_TASK ITEM_: Look for "visible" in the listing below. Gather each line that contains it.

_ENTRIES PROVIDED_:
**********
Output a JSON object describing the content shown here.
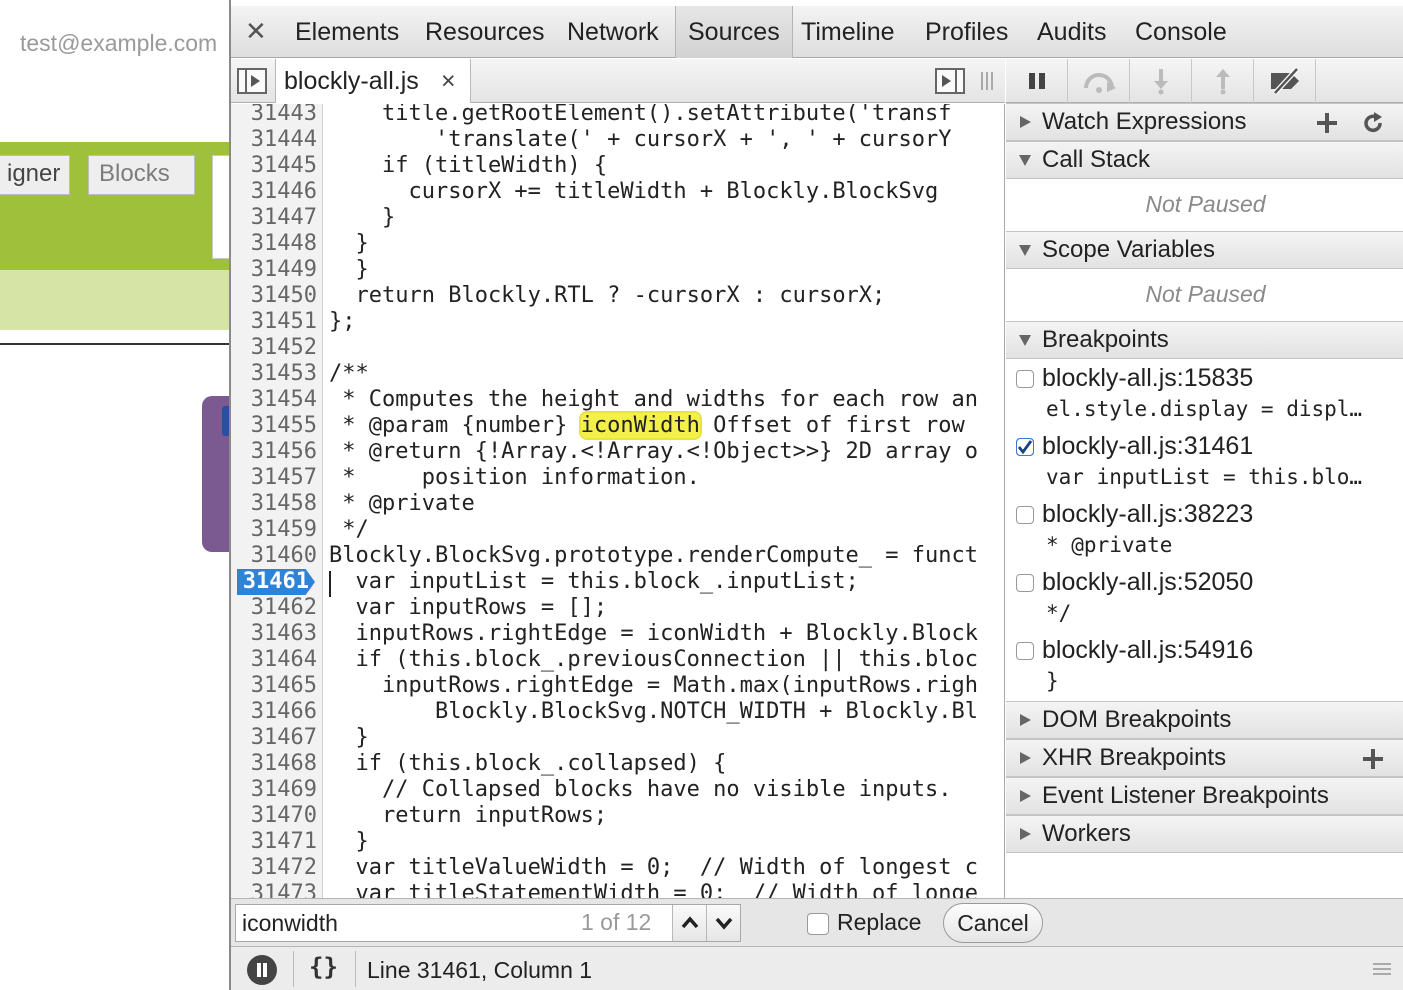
{
  "page": {
    "email": "test@example.com",
    "designer_label": "igner",
    "blocks_label": "Blocks"
  },
  "devtools": {
    "close_glyph": "✕",
    "tabs": [
      {
        "label": "Elements"
      },
      {
        "label": "Resources"
      },
      {
        "label": "Network"
      },
      {
        "label": "Sources",
        "active": true
      },
      {
        "label": "Timeline"
      },
      {
        "label": "Profiles"
      },
      {
        "label": "Audits"
      },
      {
        "label": "Console"
      }
    ],
    "file_tab": {
      "name": "blockly-all.js",
      "close_glyph": "×"
    },
    "code_lines": [
      {
        "num": "31443",
        "text": "    title.getRootElement().setAttribute('transf"
      },
      {
        "num": "31444",
        "text": "        'translate(' + cursorX + ', ' + cursorY"
      },
      {
        "num": "31445",
        "text": "    if (titleWidth) {"
      },
      {
        "num": "31446",
        "text": "      cursorX += titleWidth + Blockly.BlockSvg"
      },
      {
        "num": "31447",
        "text": "    }"
      },
      {
        "num": "31448",
        "text": "  }"
      },
      {
        "num": "31449",
        "text": "  }"
      },
      {
        "num": "31450",
        "text": "  return Blockly.RTL ? -cursorX : cursorX;"
      },
      {
        "num": "31451",
        "text": "};"
      },
      {
        "num": "31452",
        "text": ""
      },
      {
        "num": "31453",
        "text": "/**"
      },
      {
        "num": "31454",
        "text": " * Computes the height and widths for each row an"
      },
      {
        "num": "31455",
        "text_before": " * @param {number} ",
        "highlight": "iconWidth",
        "text_after": " Offset of first row"
      },
      {
        "num": "31456",
        "text": " * @return {!Array.<!Array.<!Object>>} 2D array o"
      },
      {
        "num": "31457",
        "text": " *     position information."
      },
      {
        "num": "31458",
        "text": " * @private"
      },
      {
        "num": "31459",
        "text": " */"
      },
      {
        "num": "31460",
        "text": "Blockly.BlockSvg.prototype.renderCompute_ = funct"
      },
      {
        "num": "31461",
        "text": "  var inputList = this.block_.inputList;",
        "breakpoint": true
      },
      {
        "num": "31462",
        "text": "  var inputRows = [];"
      },
      {
        "num": "31463",
        "text": "  inputRows.rightEdge = iconWidth + Blockly.Block"
      },
      {
        "num": "31464",
        "text": "  if (this.block_.previousConnection || this.bloc"
      },
      {
        "num": "31465",
        "text": "    inputRows.rightEdge = Math.max(inputRows.righ"
      },
      {
        "num": "31466",
        "text": "        Blockly.BlockSvg.NOTCH_WIDTH + Blockly.Bl"
      },
      {
        "num": "31467",
        "text": "  }"
      },
      {
        "num": "31468",
        "text": "  if (this.block_.collapsed) {"
      },
      {
        "num": "31469",
        "text": "    // Collapsed blocks have no visible inputs."
      },
      {
        "num": "31470",
        "text": "    return inputRows;"
      },
      {
        "num": "31471",
        "text": "  }"
      },
      {
        "num": "31472",
        "text": "  var titleValueWidth = 0;  // Width of longest c"
      },
      {
        "num": "31473",
        "text": "  var titleStatementWidth = 0;  // Width of longe"
      }
    ],
    "search": {
      "value": "iconwidth",
      "count": "1 of 12",
      "replace_label": "Replace",
      "cancel_label": "Cancel"
    },
    "status": {
      "pretty_print": "{}",
      "cursor": "Line 31461, Column 1"
    },
    "sidebar": {
      "watch_expressions": "Watch Expressions",
      "call_stack": "Call Stack",
      "call_stack_empty": "Not Paused",
      "scope_variables": "Scope Variables",
      "scope_empty": "Not Paused",
      "breakpoints": "Breakpoints",
      "breakpoint_items": [
        {
          "title": "blockly-all.js:15835",
          "snippet": "el.style.display = displ…",
          "checked": false
        },
        {
          "title": "blockly-all.js:31461",
          "snippet": "var inputList = this.blo…",
          "checked": true
        },
        {
          "title": "blockly-all.js:38223",
          "snippet": "* @private",
          "checked": false
        },
        {
          "title": "blockly-all.js:52050",
          "snippet": "*/",
          "checked": false
        },
        {
          "title": "blockly-all.js:54916",
          "snippet": "}",
          "checked": false
        }
      ],
      "dom_breakpoints": "DOM Breakpoints",
      "xhr_breakpoints": "XHR Breakpoints",
      "event_listener_breakpoints": "Event Listener Breakpoints",
      "workers": "Workers"
    }
  },
  "colors": {
    "breakpoint_blue": "#2f83d6",
    "search_highlight": "#f4f04a",
    "app_green": "#9fc03b",
    "app_purple": "#7b5a92"
  }
}
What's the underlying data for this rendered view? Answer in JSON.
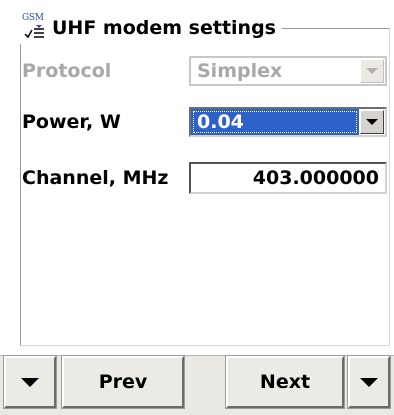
{
  "group": {
    "title": "UHF modem settings",
    "icon_text": "GSM",
    "icon": "gsm-settings-icon"
  },
  "fields": {
    "protocol": {
      "label": "Protocol",
      "value": "Simplex",
      "enabled": false
    },
    "power": {
      "label": "Power, W",
      "value": "0.04",
      "enabled": true
    },
    "channel": {
      "label": "Channel, MHz",
      "value": "403.000000"
    }
  },
  "bottom_bar": {
    "prev_label": "Prev",
    "next_label": "Next"
  },
  "colors": {
    "selection": "#2f62c9",
    "disabled_text": "#a8a8a8",
    "bar_bg": "#e9e8e3"
  }
}
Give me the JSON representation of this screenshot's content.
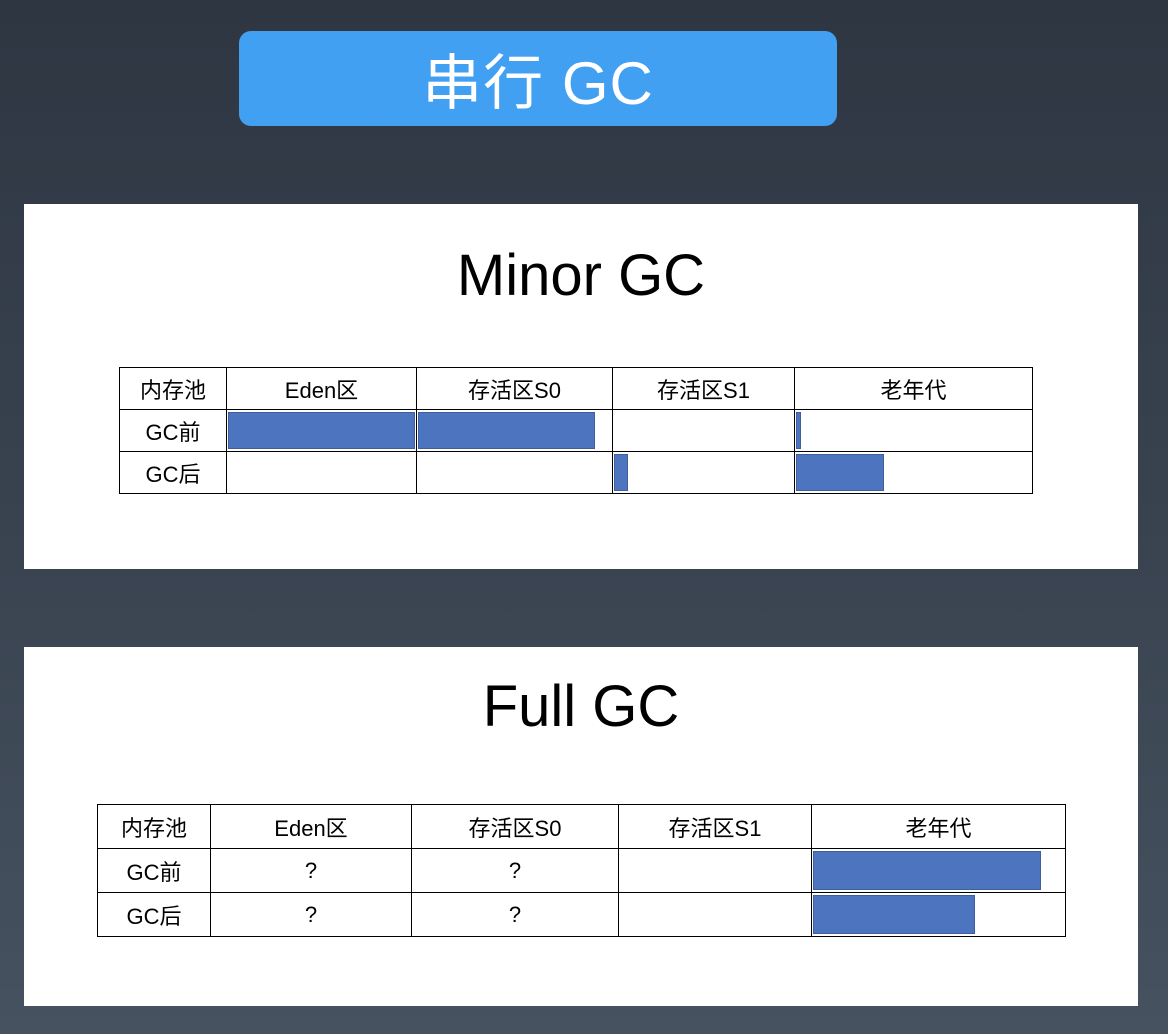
{
  "banner": {
    "title": "串行 GC"
  },
  "colors": {
    "banner": "#42a0f2",
    "bar": "#4d74bf"
  },
  "minor_gc": {
    "title": "Minor GC",
    "headers": [
      "内存池",
      "Eden区",
      "存活区S0",
      "存活区S1",
      "老年代"
    ],
    "rows": [
      {
        "label": "GC前",
        "cells": [
          "",
          "",
          "",
          ""
        ],
        "fill_percent": [
          100,
          92,
          0,
          3
        ]
      },
      {
        "label": "GC后",
        "cells": [
          "",
          "",
          "",
          ""
        ],
        "fill_percent": [
          0,
          0,
          9,
          38
        ]
      }
    ]
  },
  "full_gc": {
    "title": "Full GC",
    "headers": [
      "内存池",
      "Eden区",
      "存活区S0",
      "存活区S1",
      "老年代"
    ],
    "rows": [
      {
        "label": "GC前",
        "cells": [
          "?",
          "?",
          "",
          ""
        ],
        "fill_percent": [
          0,
          0,
          0,
          91
        ]
      },
      {
        "label": "GC后",
        "cells": [
          "?",
          "?",
          "",
          ""
        ],
        "fill_percent": [
          0,
          0,
          0,
          65
        ]
      }
    ]
  }
}
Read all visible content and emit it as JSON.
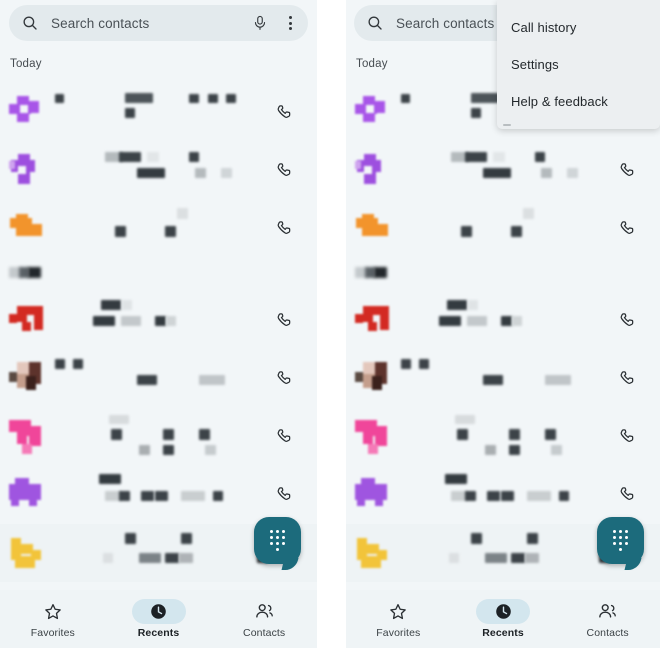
{
  "app": {
    "screen_name": "Phone app - Recents",
    "panel_bg": "#f2f6f8",
    "accent_teal": "#1c6b7c",
    "nav_pill": "#d3e6ee"
  },
  "search": {
    "placeholder": "Search contacts",
    "search_icon": "search-icon",
    "mic_icon": "microphone-icon",
    "overflow_icon": "more-vert-icon"
  },
  "section": {
    "today_label": "Today"
  },
  "menu": {
    "items": [
      {
        "label": "Call history"
      },
      {
        "label": "Settings"
      },
      {
        "label": "Help & feedback"
      }
    ]
  },
  "fab": {
    "icon": "dialpad-icon",
    "color": "#1c6b7c"
  },
  "bottom_nav": {
    "items": [
      {
        "label": "Favorites",
        "icon": "star-outline-icon",
        "selected": false
      },
      {
        "label": "Recents",
        "icon": "clock-filled-icon",
        "selected": true
      },
      {
        "label": "Contacts",
        "icon": "people-icon",
        "selected": false
      }
    ]
  },
  "call_list": {
    "call_action_icon": "phone-handset-icon",
    "rows": [
      {
        "avatar_color": "#a855e8",
        "avatar_type": "monogram",
        "redacted": true,
        "action": "call"
      },
      {
        "avatar_color": "#9d4fdf",
        "avatar_type": "monogram",
        "redacted": true,
        "action": "call"
      },
      {
        "avatar_color": "#f2942c",
        "avatar_type": "monogram",
        "redacted": true,
        "action": "call"
      },
      {
        "avatar_color": "#d32a22",
        "avatar_type": "monogram",
        "redacted": true,
        "action": "call"
      },
      {
        "avatar_color": "#6b4a44",
        "avatar_type": "photo",
        "redacted": true,
        "action": "call"
      },
      {
        "avatar_color": "#f0469a",
        "avatar_type": "monogram",
        "redacted": true,
        "action": "call"
      },
      {
        "avatar_color": "#9f55e0",
        "avatar_type": "monogram",
        "redacted": true,
        "action": "call"
      },
      {
        "avatar_color": "#f2c43a",
        "avatar_type": "monogram",
        "redacted": true,
        "action": "call",
        "highlighted": true
      }
    ],
    "divider_strip": {
      "redacted": true
    }
  }
}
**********
_RESULT FOR THIS EXERCISE_:
        "text": "    // Collapsed blocks have no visible inputs."
Read all visible content and emit it as JSON.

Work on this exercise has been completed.